Blast From The Past
by Adriana McDevitt
Class of 2015
Vinyl, or records, may seem like a thing of the past but they are on a slow uprise, with sales increasing by 49% in 2014.
Although early versions of records existed from 1880 and on, durable vinyl records were not mass produced and patented until 1948. They took about 20-30 minutes to play through on each side at a speed of 33 rpm. Afterwards new formats were made that were played at different rpms. However, with the the rise of CD’s records fell out of popular use. Only collectors and club disc jockeys used them.
Lately, there has been a surge of demand for vinyl. Newbury Comics, Urban Outfitters, and numerous other stores now carry Crosley turntables and have an abundance of vinyls.
Records have been on the uprise in part due to the “hipster” phase but mainly because of the superior quality of music. However, through my newfound love of vinyls I have been able to bridge the musical gap between my generation and my parents. I play their old records from The Beatles to Billy Joel and talk to them about the songs and about when they used to listen to them. Music is much more than some pretty harmonizations and cover art, it is about the memories and experiences that follow.
Investing in a record player was one of my best life decisions. Buying records, taking them carefully from their sleeves, and watching them slowly spin around the turntable pulls me to a different era. I cannot flip from song to song with the push of a button like on my iPhone, nor can I listen to four different artists in a row. I am restricted by the vinyl. One album. One artist. No flexibility.
While this seems daunting in our iTunes crazed world, listening to a whole album reminds me of what music used to be. When people would replay an entire album over and over, not pick and choose songs from numerous artists.
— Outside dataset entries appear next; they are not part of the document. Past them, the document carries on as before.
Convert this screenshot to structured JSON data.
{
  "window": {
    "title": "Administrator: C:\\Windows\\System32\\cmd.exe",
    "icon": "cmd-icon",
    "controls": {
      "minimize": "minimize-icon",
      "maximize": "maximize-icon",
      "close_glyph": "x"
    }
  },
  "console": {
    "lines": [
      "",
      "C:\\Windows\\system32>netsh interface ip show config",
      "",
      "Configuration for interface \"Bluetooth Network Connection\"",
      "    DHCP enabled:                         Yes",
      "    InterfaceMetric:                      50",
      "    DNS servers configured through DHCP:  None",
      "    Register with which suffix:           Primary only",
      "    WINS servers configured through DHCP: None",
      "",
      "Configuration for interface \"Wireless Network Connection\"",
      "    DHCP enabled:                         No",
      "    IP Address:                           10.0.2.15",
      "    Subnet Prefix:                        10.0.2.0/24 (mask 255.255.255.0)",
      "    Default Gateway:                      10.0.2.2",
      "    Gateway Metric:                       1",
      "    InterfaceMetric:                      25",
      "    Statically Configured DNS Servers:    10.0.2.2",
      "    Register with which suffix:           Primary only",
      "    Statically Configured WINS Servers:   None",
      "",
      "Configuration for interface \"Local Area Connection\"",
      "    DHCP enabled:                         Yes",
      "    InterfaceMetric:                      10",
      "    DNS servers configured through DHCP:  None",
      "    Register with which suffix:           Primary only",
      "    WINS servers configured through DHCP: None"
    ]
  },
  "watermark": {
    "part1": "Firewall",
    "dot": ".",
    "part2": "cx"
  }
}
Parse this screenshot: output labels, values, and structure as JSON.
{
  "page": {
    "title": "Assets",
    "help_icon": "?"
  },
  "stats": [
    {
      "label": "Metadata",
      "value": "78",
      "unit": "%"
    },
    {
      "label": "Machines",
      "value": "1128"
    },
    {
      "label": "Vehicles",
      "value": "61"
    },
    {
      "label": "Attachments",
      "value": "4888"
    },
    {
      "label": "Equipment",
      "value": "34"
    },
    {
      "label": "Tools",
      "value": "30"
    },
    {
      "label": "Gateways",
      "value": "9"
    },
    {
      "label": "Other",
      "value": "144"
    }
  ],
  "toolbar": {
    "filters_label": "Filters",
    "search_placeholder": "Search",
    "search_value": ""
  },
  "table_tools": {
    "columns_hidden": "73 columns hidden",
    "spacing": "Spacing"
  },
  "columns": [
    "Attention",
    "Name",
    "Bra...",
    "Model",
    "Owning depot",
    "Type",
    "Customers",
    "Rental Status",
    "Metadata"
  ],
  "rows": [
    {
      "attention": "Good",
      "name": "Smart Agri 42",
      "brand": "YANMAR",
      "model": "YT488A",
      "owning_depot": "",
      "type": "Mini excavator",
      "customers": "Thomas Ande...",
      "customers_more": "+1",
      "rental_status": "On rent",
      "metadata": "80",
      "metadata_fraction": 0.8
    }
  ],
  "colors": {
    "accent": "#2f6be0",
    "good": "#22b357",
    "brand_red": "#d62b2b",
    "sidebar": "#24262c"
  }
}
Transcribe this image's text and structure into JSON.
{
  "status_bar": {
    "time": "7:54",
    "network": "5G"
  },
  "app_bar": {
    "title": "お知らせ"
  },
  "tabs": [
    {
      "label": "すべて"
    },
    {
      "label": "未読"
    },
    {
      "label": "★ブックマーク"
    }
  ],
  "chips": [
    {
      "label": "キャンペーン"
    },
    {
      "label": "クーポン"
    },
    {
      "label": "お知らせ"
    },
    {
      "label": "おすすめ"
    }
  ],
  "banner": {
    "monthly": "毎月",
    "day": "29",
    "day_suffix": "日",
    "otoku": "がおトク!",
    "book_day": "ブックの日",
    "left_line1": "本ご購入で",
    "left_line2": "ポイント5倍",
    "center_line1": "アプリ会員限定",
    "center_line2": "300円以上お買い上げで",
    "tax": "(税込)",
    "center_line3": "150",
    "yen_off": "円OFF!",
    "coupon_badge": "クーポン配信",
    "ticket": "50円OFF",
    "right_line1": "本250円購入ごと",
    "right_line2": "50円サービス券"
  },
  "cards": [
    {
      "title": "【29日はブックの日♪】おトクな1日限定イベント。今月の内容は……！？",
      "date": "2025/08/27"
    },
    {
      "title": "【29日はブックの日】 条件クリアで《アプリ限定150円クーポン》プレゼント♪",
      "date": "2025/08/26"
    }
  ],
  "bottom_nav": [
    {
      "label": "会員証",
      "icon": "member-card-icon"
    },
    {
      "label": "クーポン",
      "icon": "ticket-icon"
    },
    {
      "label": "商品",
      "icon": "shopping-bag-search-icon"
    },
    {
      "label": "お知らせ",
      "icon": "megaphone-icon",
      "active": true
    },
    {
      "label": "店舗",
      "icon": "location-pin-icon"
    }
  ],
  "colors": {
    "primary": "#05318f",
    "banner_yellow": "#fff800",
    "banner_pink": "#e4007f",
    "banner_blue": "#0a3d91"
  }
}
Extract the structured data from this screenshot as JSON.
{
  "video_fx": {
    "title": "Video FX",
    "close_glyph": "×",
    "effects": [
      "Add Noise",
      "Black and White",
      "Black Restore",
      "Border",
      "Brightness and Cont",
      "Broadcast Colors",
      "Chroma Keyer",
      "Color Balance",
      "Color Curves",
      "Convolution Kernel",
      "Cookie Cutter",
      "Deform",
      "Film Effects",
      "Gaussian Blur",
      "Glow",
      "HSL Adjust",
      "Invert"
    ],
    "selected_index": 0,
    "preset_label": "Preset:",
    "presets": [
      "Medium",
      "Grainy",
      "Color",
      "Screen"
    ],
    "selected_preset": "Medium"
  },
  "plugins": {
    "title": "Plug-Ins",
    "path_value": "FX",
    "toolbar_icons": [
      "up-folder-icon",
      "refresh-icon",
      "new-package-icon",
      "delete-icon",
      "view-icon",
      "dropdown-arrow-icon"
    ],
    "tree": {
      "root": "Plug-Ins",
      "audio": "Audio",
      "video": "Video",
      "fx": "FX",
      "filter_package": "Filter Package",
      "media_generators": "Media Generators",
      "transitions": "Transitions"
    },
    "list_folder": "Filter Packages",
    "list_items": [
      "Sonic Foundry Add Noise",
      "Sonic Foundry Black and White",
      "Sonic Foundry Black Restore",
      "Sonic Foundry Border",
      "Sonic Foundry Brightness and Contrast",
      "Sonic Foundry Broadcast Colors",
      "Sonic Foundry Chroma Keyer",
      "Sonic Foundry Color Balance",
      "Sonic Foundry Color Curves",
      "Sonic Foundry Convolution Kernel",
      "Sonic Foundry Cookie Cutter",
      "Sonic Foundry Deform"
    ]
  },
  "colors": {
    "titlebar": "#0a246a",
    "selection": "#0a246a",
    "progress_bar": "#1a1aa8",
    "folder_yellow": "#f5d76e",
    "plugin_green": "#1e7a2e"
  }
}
Each song transitions into the other, telling a story-albums were meant to be listened to from beginning to end. Unlike nowadays where I can effortlessly skip from Beyonce to Drake to The 1975 to Aerosmith. Those songs on album you never buy because they are not “that good” suddenly make sense when you listen to the whole album. They add the to the mood and theme in different ways, showcasing the “Top 40 Hits” you hear on the radio.
When I go to buy a new record, I sift through stacks with a careful eye. As I flip through, I am forced to admire the beautiful cover work. Often times I take a second look at an artist I might have previously ignored because I find their art symbolic or attractive. Also, I need to know that when I pay twenty or thirty dollars I will listen to the whole album. Since investing in a turntable I have a greater appreciation for music.
Adriana McDevitt is a student in Advanced Placement English Language and Composition